**BRIEF:**
Check every line below for the string "EXPERIENCES", and copy the lines that contain it.

**DATA RECORDS:**
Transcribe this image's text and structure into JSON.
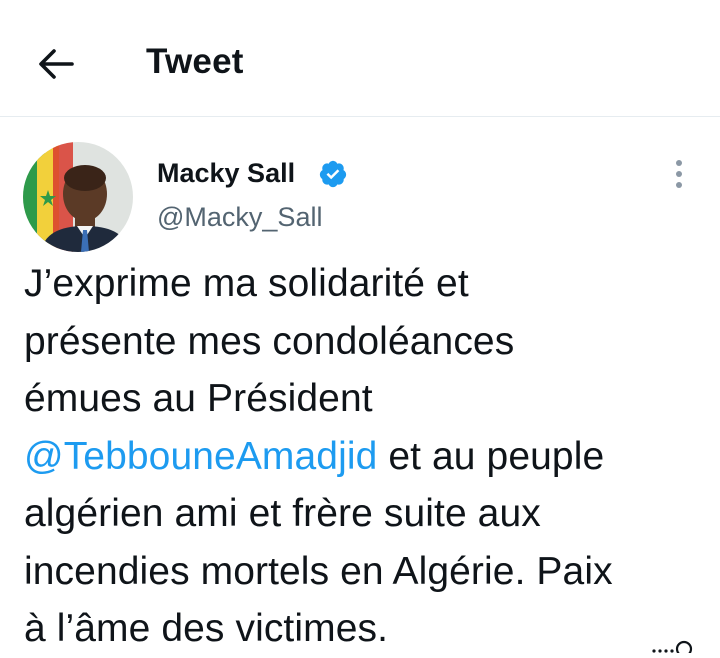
{
  "header": {
    "title": "Tweet",
    "back_icon": "arrow-left-icon"
  },
  "author": {
    "name": "Macky Sall",
    "handle": "@Macky_Sall",
    "verified": true,
    "verified_color": "#1d9bf0"
  },
  "tweet": {
    "line1": "J’exprime ma solidarité et",
    "line2": "présente mes condoléances",
    "line3": "émues au Président",
    "mention": "@TebbouneAmadjid",
    "line4_rest": " et au peuple",
    "line5": "algérien ami et frère suite aux",
    "line6": "incendies mortels en Algérie. Paix",
    "line7": "à l’âme des victimes."
  },
  "colors": {
    "accent": "#1d9bf0",
    "secondary_text": "#536471",
    "primary_text": "#0f1419"
  }
}
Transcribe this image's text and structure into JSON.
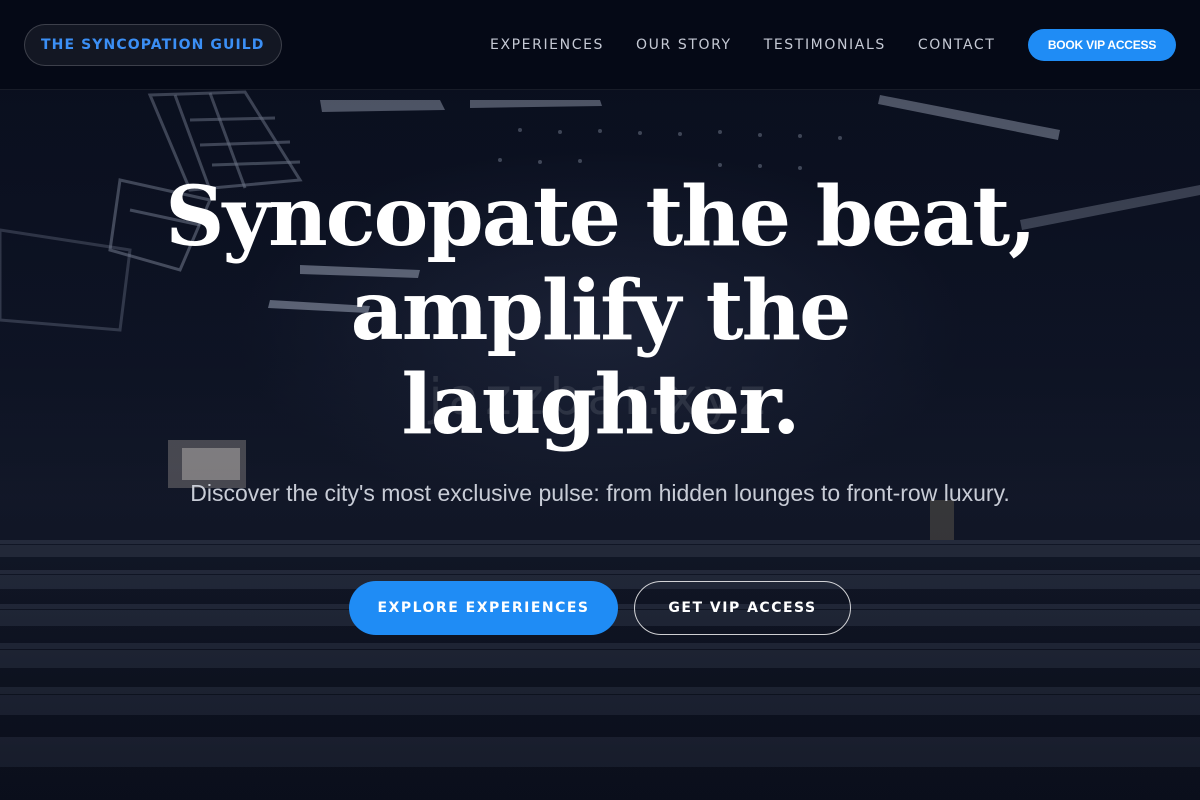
{
  "header": {
    "brand": "THE SYNCOPATION GUILD",
    "nav": [
      {
        "label": "EXPERIENCES"
      },
      {
        "label": "OUR STORY"
      },
      {
        "label": "TESTIMONIALS"
      },
      {
        "label": "CONTACT"
      }
    ],
    "cta_label": "BOOK VIP ACCESS"
  },
  "hero": {
    "title_line1": "Syncopate the beat,",
    "title_line2": "amplify the",
    "title_line3": "laughter.",
    "watermark": "jazzbar.xyz",
    "subtitle": "Discover the city's most exclusive pulse: from hidden lounges to front-row luxury.",
    "primary_cta": "EXPLORE EXPERIENCES",
    "secondary_cta": "GET VIP ACCESS"
  },
  "colors": {
    "accent": "#1f8cf5",
    "brand_text": "#3b8ff5",
    "header_bg": "#050916",
    "page_bg": "#080c1a",
    "nav_text": "#c5c9d4",
    "subtitle_text": "#c8ccd6"
  },
  "background": {
    "description_icon": "concert-hall-photo"
  }
}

**OUTPUT FOR THIS TASK:**
        "label": "EXPERIENCES"
    "primary_cta": "EXPLORE EXPERIENCES",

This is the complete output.